Redeem gift cards with your camera
While in the iTunes Store, clicking Redeem in the menu on the right now brings up a camera view in addition to a simple text field. This allows you to hold up your gift card and the code is inserted automatically. I haven’t been able to test this as it doesn’t seem to be available for me, possibly due to being outside the USA. Also, interestingly this feature was the result of a collaboration with a 3rd party app developer named Geppy Parziale, who may have got a telling off from Apple for blogging about the work.
Search your entire library
The search feature in iTunes used to just act as a way to filter the list you were currently looking at. Now, as you type in the search field, items from your library appear in a popover, no matter what you are currently looking at. The order does change depending on where you are — the media type you are looking at (movies, music, podcasts, etc.) appear higher in the list.

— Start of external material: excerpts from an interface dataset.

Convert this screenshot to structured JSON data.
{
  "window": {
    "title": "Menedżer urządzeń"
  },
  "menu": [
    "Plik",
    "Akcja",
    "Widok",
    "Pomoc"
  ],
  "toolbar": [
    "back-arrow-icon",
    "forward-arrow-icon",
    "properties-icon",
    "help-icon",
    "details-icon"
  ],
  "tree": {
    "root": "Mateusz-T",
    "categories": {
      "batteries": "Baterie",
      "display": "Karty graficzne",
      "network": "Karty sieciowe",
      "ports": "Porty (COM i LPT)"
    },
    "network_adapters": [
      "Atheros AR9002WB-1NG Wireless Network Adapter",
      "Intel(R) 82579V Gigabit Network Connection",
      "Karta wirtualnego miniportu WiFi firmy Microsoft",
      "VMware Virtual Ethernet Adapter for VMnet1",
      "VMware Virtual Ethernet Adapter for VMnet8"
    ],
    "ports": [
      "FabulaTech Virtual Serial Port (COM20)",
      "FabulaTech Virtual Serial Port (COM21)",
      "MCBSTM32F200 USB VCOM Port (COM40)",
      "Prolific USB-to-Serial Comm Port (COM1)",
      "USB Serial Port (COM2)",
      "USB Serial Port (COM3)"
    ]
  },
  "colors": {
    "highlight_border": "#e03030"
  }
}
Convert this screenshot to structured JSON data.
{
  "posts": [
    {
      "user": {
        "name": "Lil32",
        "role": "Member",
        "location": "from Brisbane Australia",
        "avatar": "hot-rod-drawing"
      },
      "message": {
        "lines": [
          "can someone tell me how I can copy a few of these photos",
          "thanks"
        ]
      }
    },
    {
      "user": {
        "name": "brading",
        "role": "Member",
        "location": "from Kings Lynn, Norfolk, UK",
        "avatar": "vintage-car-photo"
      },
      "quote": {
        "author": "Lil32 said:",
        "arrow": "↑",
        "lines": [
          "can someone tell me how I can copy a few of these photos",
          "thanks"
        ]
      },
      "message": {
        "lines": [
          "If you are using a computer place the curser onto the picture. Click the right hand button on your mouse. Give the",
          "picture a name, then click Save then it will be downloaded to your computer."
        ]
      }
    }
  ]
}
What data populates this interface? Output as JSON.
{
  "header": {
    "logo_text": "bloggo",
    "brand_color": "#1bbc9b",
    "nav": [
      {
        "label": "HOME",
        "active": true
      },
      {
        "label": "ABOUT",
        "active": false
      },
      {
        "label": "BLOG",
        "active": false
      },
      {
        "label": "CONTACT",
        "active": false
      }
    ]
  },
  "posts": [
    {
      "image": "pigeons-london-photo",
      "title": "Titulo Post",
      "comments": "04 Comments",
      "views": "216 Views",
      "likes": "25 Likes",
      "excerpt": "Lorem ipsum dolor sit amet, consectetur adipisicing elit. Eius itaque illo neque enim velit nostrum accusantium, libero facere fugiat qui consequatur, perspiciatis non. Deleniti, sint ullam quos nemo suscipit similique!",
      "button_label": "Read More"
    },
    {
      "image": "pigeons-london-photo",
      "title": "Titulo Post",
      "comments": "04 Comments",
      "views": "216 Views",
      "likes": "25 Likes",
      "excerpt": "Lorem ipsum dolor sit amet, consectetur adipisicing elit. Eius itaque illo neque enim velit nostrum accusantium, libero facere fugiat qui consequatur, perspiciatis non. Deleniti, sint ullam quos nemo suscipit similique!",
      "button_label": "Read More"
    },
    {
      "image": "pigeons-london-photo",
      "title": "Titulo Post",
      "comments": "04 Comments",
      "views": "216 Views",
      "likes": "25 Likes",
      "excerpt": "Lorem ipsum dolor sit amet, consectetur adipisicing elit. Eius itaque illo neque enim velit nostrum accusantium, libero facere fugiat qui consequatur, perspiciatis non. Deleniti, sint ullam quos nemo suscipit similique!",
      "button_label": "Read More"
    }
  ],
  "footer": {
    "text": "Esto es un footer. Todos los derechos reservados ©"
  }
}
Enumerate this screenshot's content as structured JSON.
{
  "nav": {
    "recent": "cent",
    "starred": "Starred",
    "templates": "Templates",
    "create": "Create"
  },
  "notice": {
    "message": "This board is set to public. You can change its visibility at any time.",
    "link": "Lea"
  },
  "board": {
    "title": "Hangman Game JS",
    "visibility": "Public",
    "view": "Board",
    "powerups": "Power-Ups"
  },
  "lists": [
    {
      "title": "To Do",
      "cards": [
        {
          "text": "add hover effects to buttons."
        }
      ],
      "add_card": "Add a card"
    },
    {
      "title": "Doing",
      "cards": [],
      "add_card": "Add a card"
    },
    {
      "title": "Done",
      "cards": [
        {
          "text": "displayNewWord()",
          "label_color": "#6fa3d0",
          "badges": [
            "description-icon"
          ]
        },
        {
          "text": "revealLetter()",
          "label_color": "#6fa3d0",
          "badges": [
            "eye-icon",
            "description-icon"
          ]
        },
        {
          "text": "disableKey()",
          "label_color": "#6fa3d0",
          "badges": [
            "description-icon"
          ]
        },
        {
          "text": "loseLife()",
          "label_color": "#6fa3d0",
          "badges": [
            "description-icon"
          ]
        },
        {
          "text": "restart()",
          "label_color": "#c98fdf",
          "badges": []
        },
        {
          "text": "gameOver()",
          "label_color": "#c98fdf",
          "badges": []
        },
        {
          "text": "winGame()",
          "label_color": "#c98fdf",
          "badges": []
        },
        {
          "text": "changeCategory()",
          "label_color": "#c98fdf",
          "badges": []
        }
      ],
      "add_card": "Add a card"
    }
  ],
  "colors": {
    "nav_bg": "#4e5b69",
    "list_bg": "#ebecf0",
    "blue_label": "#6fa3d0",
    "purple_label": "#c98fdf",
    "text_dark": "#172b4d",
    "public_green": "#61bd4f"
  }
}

Typing a search term and pressing return will filter the current view, just like older versions.
Change it back!
So you hate everything new? It’s not too tricky to get iTunes back to roughly the same as it used to be. First, click Songs in the navigation bar across the top to return to the classic song list. Next, chose Show Sidebar and Show Status Bar in the View menu to bring those elements back. You might also want to choose Hide Music in the Cloud in the View menu.
It’s gone! Walt Mossberg assures us though that it will be back soon in the next minor bug fix update of iTunes. It is also likely that minor bugs with missing album artwork and marking a song as a podcast will also be fixed. On the other hand, apparently Apple has no intention of restoring the Cover Flow album art view.
There’s a new Home videos classification for movies. This prevents the awkward situation where any videos stored in iTunes had to be shown alongside either your movies or TV Shows from the iTunes Store. Videos imported to iTunes from elsewhere automatically get this classification. To change the classification on a movie, just choose Get Info (Command-I) and change the Media Kind drop-down menu under Options.
Source: Mac OSX Tips